— Dataset entries —
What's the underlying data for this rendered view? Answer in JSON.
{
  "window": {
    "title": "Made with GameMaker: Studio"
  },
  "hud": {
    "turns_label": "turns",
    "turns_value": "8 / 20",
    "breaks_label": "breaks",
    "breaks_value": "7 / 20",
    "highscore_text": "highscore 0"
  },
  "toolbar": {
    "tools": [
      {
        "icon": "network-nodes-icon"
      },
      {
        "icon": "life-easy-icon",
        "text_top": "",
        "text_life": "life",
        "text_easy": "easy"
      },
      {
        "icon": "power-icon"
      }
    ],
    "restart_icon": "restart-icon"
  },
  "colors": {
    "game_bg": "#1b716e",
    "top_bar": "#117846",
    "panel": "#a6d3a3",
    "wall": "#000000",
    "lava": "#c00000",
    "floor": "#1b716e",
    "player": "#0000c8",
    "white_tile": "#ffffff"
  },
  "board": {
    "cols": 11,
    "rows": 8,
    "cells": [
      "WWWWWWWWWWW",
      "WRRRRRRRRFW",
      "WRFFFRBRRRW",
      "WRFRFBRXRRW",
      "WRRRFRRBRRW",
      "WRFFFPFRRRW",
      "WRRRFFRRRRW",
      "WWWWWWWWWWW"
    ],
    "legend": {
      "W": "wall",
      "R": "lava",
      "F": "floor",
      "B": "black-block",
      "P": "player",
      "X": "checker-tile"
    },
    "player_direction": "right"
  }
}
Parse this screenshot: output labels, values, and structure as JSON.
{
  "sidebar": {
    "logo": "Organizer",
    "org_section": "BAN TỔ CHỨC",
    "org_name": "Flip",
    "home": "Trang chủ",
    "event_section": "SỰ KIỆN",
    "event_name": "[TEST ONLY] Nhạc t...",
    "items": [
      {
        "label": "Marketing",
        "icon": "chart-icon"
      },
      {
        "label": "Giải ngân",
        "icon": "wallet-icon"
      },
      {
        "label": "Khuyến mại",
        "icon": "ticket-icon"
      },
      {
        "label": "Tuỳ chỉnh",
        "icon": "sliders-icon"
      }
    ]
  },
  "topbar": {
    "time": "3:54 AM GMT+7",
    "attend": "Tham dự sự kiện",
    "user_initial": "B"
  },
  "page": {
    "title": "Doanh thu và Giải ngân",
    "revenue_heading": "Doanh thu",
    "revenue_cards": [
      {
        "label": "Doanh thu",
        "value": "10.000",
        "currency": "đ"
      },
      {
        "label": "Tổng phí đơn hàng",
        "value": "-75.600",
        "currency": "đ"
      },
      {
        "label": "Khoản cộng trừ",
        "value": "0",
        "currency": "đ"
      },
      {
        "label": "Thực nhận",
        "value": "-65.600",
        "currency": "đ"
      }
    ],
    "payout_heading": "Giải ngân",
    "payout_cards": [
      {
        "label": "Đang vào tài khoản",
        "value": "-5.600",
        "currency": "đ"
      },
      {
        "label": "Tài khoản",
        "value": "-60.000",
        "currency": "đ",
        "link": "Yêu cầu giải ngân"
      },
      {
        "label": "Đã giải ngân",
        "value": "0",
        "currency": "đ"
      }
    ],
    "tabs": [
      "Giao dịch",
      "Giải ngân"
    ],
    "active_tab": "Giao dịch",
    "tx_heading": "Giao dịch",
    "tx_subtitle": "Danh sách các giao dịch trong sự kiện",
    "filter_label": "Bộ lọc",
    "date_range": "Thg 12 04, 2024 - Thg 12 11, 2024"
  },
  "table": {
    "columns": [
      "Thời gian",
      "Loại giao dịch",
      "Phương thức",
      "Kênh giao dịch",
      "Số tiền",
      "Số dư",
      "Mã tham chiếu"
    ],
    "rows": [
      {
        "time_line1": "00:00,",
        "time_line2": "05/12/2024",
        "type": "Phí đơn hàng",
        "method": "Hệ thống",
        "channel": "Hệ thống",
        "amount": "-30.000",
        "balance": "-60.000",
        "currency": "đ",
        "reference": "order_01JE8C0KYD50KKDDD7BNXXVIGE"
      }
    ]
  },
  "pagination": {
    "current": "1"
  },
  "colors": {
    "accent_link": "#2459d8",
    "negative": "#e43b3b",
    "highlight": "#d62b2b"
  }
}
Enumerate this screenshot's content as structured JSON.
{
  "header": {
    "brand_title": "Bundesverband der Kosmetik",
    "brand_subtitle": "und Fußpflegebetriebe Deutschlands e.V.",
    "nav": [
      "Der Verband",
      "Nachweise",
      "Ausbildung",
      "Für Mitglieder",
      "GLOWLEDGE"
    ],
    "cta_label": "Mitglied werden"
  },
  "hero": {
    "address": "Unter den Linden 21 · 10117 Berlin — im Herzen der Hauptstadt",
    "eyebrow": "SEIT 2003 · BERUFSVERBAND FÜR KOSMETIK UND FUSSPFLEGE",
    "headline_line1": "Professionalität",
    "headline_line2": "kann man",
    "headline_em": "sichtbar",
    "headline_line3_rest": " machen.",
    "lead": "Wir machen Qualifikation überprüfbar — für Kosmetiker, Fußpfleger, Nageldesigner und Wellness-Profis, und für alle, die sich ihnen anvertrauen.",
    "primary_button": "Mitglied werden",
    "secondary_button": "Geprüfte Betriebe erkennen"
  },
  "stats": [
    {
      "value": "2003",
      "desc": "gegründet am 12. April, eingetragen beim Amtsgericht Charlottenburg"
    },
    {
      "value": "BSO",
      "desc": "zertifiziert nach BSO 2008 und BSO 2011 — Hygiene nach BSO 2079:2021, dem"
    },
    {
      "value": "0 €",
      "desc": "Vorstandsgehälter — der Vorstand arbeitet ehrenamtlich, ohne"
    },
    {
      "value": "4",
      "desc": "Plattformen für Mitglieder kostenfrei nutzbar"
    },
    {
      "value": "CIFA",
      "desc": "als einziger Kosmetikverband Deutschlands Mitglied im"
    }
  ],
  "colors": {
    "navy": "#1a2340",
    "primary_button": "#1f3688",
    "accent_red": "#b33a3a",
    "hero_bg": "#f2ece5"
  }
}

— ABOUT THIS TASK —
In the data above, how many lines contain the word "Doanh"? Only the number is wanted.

— SOLUTION —
3